Fader echoes that, until recently, investors might well have known they were overpaying for “that digitally native women’s accessories company -- or whatever,” but they assumed they’d be able to sell their stakes for a lot more. Now the party is ending.
The buzz around CBCV began with Fader and McCarthy’s signature assessment of American e-commerce furniture retailer Wayfair in 2017. It’s an analysis that has been referenced frequently in the business press including WSJ, Fortune, and Barron’s.
“At the time, Wayfair was trading for $65 a share. We said they were worth less than $30,” says Fader. “People were laughing at us as the stock went ahead and tripled.” Performing their analysis again in late 2018, the two reached the very same conclusion they did earlier. But after a series of disappointing earnings reports, Wayfair’s stock fell back to earth, going as low as $22 before tripling (again) on buoyant news about greater revenues attributable to the pandemic (due to the closure of virtually all traditional furniture stores). The big question: is this burst of revenue building the kind of loyalty that Wayfair has failed to achieve thus far to date, or is it mostly transient spending that will disappear when those furniture stores open back up again? This is precisely the sort of question that CBCV can help answer, by decomposing the revenue growth into its constituent parts to inform a more diagnostic assessment of the durability of that revenue bump. But, given what Fader and McCarthy have seen thus far, their optimism remains limited.

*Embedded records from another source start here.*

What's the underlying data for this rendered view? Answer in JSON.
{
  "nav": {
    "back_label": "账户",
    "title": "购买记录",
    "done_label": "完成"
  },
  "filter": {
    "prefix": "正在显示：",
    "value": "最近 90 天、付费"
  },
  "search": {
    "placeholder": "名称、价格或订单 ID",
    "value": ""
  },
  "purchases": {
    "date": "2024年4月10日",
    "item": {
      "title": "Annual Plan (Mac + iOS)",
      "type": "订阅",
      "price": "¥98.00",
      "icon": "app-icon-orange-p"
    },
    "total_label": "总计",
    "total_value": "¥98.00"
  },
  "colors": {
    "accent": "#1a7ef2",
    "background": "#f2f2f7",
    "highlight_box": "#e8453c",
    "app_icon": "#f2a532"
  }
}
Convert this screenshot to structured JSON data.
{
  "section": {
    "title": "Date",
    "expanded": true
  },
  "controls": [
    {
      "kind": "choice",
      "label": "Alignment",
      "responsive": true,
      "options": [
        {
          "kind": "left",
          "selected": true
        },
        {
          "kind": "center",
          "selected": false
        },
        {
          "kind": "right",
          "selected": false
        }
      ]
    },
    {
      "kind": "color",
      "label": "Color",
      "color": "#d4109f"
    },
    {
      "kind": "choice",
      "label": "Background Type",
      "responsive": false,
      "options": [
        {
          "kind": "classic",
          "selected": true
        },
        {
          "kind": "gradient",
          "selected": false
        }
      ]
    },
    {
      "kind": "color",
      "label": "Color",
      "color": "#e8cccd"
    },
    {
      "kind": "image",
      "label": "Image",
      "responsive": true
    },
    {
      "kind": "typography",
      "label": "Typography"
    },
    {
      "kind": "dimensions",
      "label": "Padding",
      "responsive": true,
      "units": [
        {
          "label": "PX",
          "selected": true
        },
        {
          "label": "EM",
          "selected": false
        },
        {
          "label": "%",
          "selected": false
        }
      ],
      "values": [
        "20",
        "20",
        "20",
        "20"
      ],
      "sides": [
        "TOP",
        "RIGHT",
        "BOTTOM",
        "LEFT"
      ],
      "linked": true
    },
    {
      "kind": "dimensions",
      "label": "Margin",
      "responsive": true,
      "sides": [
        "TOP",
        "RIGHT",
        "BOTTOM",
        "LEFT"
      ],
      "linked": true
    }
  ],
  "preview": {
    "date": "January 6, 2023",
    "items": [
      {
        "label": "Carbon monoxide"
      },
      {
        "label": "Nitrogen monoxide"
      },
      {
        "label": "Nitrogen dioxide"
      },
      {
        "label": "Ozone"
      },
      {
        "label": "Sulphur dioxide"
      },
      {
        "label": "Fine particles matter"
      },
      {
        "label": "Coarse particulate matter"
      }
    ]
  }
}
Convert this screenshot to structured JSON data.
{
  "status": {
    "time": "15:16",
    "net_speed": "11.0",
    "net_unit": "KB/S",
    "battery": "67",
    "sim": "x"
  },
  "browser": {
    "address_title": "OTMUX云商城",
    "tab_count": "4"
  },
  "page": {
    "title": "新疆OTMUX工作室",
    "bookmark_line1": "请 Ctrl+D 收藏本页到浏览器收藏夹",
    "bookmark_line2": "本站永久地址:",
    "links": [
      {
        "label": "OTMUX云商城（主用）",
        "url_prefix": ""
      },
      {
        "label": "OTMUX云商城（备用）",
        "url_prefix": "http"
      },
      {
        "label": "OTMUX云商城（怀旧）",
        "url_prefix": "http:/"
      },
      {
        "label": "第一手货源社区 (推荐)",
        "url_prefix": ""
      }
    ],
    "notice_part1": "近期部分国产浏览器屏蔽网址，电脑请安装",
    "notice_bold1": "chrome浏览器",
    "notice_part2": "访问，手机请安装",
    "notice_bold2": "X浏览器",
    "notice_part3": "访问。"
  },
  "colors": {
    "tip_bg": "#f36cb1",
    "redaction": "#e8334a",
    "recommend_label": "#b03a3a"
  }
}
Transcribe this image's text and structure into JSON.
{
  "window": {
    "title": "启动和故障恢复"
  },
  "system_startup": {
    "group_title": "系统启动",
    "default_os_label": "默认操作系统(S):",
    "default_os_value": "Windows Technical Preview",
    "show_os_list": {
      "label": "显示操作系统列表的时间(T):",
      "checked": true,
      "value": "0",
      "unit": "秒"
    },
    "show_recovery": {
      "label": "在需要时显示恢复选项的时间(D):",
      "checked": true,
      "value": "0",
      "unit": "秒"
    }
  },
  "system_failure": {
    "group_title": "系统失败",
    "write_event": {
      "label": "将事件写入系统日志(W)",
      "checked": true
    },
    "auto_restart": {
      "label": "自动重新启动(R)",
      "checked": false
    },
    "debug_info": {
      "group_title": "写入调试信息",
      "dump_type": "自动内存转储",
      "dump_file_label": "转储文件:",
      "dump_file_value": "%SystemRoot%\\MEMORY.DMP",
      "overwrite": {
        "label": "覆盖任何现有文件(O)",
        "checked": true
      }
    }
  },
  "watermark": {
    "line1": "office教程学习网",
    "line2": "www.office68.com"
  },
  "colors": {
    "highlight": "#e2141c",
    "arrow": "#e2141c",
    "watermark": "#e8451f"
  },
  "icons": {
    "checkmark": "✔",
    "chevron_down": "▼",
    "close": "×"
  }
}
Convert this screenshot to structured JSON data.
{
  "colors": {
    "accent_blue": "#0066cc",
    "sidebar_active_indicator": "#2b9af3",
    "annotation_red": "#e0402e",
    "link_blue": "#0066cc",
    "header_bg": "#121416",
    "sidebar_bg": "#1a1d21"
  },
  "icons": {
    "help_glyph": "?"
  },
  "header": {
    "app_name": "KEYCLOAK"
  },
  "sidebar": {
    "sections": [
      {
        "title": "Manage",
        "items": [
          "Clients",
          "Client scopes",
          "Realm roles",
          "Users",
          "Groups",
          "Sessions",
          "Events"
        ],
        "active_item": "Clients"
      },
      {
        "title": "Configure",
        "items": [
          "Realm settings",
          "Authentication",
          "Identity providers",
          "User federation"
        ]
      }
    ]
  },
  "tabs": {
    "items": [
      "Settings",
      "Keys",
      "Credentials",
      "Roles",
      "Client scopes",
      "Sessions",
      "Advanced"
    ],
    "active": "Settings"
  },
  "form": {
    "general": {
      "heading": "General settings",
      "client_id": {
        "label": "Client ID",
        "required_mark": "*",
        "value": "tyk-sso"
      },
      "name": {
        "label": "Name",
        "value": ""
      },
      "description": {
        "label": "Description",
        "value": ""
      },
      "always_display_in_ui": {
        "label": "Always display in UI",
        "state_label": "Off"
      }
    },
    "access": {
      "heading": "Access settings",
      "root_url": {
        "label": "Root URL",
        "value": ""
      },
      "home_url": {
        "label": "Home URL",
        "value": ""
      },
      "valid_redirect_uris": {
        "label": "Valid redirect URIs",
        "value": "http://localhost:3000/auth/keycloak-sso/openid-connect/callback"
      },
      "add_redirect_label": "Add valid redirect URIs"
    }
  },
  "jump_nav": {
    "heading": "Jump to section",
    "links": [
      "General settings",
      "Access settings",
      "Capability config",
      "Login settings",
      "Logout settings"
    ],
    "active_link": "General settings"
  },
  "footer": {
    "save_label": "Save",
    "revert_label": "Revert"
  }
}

Fader notes, “When you look at companies through the right lens—through these customer metrics—we can see things that the market as a whole doesn’t necessarily appreciate.” McCarthy adds, “You always want to play good offense, but in a bear market, playing good defense [using CBCV] can be what keeps you in the game.”
Another way in which Fader thinks the pandemic crisis will affect business is in terms of individual firms and how they sell to consumers. Many companies, he says, operate in a way that’s designed to attract every possible customer out there. But he believes instead in the potential of customer centricity: With more limited resources, businesses may increasingly realise “we can’t be everybody’s friend,” and shift their resources primarily to serving and retaining their best customers.
In Fader’s view, CBCV and customer centricity go hand-in-hand and can help forge a new bridge between finance and marketing. He says these approaches will benefit both investors and businesses in the long run—no matter what the markets are doing.